**** Given data ****
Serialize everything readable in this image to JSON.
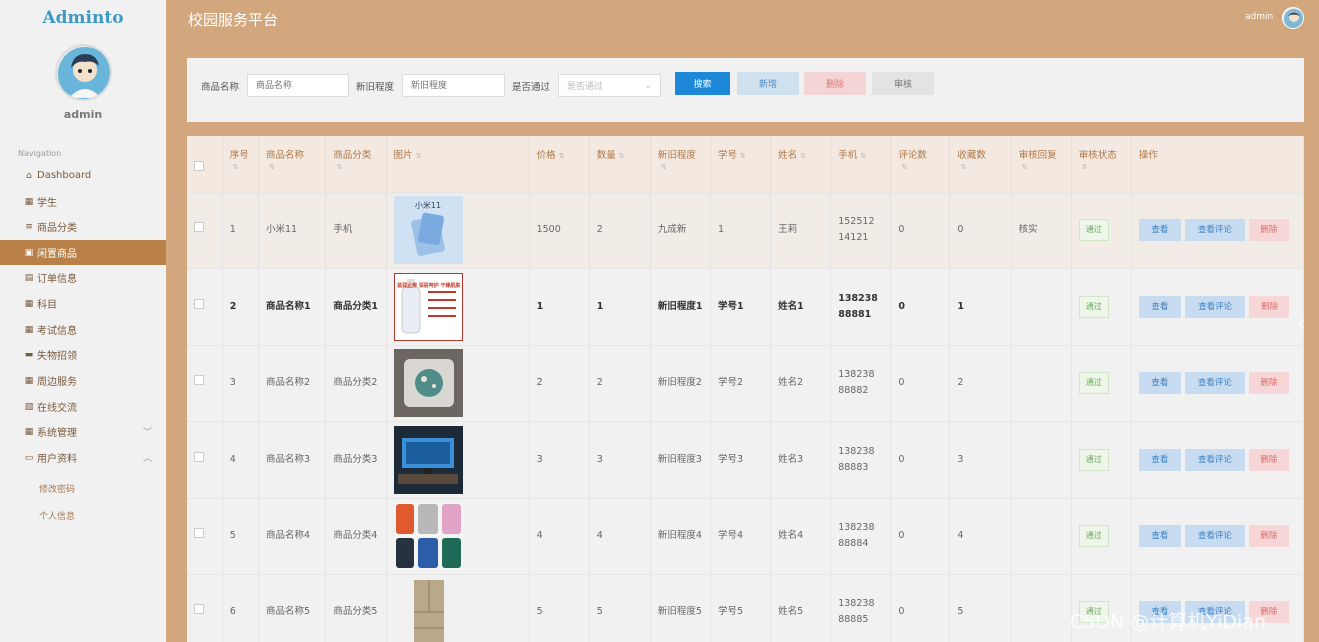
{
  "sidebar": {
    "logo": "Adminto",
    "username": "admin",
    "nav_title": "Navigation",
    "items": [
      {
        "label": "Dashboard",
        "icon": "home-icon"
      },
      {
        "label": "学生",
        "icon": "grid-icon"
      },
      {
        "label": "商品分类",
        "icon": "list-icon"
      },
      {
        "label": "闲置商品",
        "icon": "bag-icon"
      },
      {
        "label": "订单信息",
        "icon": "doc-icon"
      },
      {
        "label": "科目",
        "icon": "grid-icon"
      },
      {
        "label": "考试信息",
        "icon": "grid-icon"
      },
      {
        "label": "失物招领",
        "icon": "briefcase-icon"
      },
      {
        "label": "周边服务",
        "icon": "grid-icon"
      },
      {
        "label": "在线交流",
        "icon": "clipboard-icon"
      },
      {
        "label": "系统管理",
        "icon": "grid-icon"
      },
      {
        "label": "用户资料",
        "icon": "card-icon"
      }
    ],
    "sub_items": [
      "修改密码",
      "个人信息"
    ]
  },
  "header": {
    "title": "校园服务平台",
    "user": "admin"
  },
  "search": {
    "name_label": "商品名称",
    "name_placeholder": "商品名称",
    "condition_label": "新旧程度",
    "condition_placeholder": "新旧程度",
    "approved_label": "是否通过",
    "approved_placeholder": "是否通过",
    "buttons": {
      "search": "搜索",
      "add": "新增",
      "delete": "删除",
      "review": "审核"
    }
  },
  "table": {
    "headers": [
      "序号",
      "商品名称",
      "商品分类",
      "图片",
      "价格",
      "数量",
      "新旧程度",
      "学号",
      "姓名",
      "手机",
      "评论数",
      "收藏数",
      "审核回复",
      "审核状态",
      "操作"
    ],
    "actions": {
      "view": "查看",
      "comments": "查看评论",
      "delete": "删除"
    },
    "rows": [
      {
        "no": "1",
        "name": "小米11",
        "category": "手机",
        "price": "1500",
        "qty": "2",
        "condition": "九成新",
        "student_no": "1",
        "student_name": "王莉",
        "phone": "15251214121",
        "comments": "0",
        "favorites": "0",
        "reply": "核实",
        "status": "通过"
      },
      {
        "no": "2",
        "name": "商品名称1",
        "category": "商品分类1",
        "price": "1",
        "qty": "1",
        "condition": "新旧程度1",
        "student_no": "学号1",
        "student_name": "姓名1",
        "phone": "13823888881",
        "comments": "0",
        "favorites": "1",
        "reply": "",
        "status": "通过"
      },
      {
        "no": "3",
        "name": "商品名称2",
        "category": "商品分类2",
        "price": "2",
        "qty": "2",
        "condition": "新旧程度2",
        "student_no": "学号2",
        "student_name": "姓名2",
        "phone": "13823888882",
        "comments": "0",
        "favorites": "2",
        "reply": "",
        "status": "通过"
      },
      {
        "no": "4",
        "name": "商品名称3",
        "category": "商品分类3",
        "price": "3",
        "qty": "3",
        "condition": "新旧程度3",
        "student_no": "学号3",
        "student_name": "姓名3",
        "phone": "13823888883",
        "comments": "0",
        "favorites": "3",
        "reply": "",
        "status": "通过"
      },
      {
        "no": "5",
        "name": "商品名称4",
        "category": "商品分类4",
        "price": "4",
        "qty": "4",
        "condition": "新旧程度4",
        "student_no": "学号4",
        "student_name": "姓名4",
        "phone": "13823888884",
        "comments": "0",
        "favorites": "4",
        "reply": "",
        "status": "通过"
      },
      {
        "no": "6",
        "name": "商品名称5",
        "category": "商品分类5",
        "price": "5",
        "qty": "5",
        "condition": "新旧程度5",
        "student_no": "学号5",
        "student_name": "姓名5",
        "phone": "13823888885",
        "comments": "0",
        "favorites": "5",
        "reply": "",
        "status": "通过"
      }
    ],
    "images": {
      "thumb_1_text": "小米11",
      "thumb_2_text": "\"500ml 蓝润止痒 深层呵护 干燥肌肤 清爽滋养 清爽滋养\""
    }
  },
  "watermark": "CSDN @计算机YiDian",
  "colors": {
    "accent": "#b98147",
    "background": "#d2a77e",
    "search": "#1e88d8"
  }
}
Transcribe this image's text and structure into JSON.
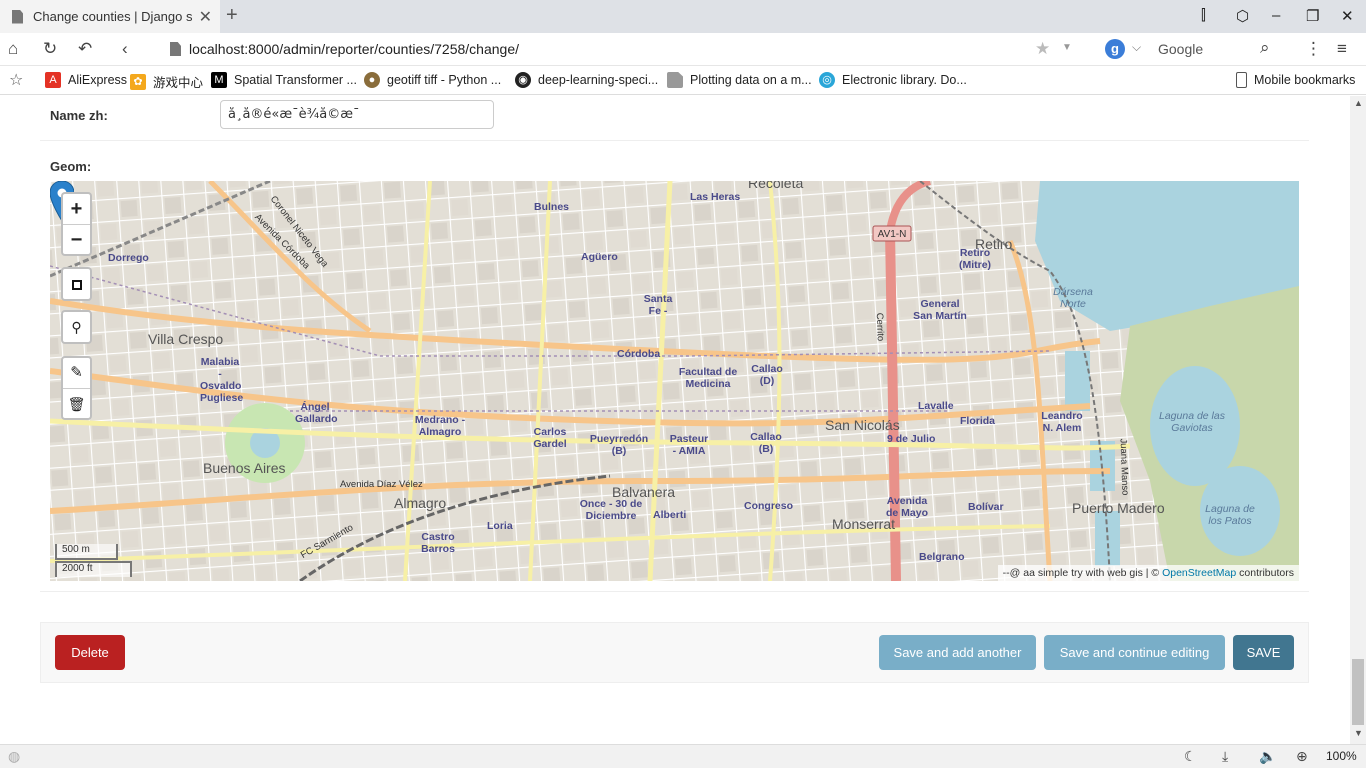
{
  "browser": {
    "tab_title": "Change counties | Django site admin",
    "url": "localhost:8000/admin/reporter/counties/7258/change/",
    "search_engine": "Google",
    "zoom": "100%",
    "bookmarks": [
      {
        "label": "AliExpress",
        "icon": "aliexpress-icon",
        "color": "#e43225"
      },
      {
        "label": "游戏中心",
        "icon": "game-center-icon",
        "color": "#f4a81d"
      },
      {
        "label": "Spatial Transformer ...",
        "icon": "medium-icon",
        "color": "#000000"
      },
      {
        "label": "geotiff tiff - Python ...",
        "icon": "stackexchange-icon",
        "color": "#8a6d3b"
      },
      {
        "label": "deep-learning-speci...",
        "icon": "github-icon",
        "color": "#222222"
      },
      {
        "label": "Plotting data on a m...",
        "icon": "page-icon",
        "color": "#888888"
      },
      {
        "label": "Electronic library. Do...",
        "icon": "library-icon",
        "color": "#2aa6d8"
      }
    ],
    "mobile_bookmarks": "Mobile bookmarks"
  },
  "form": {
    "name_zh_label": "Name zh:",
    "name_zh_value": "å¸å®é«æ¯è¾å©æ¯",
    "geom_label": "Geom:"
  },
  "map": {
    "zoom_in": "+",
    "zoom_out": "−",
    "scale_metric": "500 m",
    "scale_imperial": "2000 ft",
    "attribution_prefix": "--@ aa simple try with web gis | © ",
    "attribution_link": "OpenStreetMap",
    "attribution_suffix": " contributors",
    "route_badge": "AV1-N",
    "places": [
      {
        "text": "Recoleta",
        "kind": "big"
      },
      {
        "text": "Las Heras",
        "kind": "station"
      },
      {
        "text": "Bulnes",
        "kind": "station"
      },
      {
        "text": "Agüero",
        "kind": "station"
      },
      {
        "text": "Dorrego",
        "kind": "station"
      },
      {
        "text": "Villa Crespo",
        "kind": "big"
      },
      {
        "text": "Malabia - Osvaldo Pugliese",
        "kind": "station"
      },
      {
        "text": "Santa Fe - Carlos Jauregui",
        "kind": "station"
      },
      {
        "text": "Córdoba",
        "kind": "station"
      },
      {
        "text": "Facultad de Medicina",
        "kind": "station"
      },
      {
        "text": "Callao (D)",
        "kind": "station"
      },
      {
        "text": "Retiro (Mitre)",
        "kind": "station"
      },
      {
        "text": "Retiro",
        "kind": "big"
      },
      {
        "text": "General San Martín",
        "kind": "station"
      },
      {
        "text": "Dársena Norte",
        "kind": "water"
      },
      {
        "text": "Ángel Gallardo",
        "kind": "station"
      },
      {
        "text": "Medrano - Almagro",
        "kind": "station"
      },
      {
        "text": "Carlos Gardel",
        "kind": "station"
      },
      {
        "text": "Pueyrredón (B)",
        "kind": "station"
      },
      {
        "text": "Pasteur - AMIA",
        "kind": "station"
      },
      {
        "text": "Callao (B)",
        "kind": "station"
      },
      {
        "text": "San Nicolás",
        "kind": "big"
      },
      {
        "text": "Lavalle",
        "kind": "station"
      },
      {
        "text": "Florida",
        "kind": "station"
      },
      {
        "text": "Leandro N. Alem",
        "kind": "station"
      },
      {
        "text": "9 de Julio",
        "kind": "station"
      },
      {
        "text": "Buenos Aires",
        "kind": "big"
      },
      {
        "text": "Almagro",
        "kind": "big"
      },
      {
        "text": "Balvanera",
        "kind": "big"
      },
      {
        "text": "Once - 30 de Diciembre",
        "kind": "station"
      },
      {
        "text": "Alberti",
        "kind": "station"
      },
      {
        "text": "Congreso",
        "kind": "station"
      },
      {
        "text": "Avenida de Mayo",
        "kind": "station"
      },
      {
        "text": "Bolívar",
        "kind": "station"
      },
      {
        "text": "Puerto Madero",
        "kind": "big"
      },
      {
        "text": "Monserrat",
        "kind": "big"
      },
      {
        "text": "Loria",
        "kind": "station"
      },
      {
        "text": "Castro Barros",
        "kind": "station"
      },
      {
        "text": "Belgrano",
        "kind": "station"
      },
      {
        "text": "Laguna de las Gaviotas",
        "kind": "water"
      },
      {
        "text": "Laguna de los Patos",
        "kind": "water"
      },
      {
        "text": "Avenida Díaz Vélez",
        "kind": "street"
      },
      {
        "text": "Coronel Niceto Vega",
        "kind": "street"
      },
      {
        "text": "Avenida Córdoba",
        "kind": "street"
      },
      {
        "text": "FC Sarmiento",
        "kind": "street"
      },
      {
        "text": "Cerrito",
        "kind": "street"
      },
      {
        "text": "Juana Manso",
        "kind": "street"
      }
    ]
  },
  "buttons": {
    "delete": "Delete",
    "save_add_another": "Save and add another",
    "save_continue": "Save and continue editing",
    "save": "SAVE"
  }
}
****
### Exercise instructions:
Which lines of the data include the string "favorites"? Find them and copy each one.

### Exercise result:
        "favorites": "0",
        "favorites": "1",
        "favorites": "2",
        "favorites": "3",
        "favorites": "4",
        "favorites": "5",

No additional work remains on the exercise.